  1. Turn off the power switch of your furnace.

  2. Turn the gas valve control knob to ‘pilot.’ Do not apply force if it is sticky as it could lead to damage that can cause gas leaks.

  3. Hold a match to the pilot burner while simultaneously pressing the red button. 

  4. Once the pilot light is lit, continue holding the red button down for at least a minute. Let go of the button. If the flame remains lit, then you are good to go. 

  5. If even after a few tries, you are unable to light the pilot light, then you might need the services of a qualified technician.

If you are still unclear about the whole procedure, then you can watch the following YouTube video to clear out any confusion.

When Is It Time to Call in a Professional? 

In addition to the above-mentioned problems, various other things could be wrong with your furnace. If you find it difficult to diagnose the problem, experimenting or messing around could compound the expense and the problem. This is where it is best to call an experienced professional.   

Another thing that should be kept in mind is that when you are furnace troubleshooting, there is a certain amount of gander involved that needs your care and attention. If you are not sure about how to proceed, then you should never try to work the problem. Also, make sure that you take all the necessary safety precautions that should be taken when working with electric, gas, and sharp edges.

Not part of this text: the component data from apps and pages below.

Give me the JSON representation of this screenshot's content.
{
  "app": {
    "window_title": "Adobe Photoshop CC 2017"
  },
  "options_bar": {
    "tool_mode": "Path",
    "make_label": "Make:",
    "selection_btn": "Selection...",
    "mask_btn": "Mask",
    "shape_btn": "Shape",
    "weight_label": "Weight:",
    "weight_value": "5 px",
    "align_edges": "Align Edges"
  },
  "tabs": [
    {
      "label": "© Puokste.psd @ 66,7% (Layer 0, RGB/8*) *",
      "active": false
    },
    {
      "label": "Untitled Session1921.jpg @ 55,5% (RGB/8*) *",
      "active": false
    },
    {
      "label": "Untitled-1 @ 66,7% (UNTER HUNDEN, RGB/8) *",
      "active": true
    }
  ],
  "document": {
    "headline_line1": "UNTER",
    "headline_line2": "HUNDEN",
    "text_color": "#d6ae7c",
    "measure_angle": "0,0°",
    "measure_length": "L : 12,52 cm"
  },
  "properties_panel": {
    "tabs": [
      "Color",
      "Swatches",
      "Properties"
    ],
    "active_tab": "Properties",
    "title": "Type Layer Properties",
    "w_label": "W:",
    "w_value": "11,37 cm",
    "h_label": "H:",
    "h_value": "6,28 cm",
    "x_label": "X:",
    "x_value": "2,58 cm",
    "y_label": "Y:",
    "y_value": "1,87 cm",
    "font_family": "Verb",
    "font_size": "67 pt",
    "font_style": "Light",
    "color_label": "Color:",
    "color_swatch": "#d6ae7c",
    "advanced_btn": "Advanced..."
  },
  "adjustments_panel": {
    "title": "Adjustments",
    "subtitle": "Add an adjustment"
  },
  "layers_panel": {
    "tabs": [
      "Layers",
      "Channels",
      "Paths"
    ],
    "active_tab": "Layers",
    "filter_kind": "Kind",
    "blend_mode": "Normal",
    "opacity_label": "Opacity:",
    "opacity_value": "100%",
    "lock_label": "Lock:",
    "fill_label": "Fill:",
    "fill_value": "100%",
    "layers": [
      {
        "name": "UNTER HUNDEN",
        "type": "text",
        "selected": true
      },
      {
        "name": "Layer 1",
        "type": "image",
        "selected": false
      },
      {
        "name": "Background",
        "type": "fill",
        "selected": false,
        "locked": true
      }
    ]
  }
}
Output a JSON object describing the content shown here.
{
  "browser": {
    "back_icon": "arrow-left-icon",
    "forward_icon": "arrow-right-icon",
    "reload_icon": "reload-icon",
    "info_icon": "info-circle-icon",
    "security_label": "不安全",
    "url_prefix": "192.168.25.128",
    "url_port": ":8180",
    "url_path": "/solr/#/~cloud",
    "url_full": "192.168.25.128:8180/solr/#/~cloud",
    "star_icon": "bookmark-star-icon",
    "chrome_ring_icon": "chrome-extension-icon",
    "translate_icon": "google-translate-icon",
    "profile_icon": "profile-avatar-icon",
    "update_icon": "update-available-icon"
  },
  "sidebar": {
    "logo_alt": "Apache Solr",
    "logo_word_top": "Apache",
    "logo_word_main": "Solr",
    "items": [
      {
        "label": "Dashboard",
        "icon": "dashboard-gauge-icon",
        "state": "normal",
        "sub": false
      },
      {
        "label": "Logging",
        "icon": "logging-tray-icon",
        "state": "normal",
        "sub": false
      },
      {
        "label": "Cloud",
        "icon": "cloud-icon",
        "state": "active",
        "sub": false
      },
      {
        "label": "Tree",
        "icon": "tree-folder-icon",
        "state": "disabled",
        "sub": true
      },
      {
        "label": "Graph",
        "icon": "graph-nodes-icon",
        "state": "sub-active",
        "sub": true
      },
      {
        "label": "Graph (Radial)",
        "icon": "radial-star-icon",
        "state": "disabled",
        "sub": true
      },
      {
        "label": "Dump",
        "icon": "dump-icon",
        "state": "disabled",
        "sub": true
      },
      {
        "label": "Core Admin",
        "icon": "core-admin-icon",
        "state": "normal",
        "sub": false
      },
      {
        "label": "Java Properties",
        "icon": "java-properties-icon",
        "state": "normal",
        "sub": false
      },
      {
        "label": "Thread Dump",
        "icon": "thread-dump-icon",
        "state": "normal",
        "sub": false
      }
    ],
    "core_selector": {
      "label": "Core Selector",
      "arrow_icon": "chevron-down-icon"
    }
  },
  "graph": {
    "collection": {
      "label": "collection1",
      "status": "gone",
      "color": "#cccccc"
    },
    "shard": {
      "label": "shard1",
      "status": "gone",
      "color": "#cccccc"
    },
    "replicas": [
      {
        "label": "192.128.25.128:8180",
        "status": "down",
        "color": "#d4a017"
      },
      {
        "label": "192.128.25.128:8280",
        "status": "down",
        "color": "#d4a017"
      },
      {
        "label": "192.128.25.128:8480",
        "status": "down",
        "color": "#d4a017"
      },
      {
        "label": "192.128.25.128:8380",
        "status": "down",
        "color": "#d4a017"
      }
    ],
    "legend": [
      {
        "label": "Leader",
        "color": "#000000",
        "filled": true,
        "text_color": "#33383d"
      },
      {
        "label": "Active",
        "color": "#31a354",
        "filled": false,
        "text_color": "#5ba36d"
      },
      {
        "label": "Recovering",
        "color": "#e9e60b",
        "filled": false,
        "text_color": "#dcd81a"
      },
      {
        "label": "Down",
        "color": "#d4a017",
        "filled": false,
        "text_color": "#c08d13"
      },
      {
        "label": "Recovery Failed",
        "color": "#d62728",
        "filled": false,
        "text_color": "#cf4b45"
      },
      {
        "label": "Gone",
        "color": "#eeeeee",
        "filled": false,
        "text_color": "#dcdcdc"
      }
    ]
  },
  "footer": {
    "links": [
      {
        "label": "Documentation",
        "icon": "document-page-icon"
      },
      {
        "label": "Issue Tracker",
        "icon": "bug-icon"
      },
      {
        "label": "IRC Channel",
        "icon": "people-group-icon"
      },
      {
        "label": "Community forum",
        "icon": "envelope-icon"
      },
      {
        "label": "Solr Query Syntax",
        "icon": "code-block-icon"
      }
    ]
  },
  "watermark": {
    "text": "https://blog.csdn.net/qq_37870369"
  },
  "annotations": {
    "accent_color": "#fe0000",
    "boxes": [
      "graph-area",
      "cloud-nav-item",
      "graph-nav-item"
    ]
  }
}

Scheduling routine yearly maintenance is a sure way to ensure the operation of your heating system at an optimal level. These routine check-ups also help to identify small problems before they turn into major issues. Moreover, they help to enhance the lifespan of your heating system by up to 30%.

My name is Bob Wells and I am a retired HVAC tech from Washington state. I am currently retired and no longer do much with HVAC, however, I feel like I have a lot of knowledge in the subject and I wanted to create a website where I could talk about what I've learned and help upcoming HVAC techs. Find more info about me and HVAC Training 101.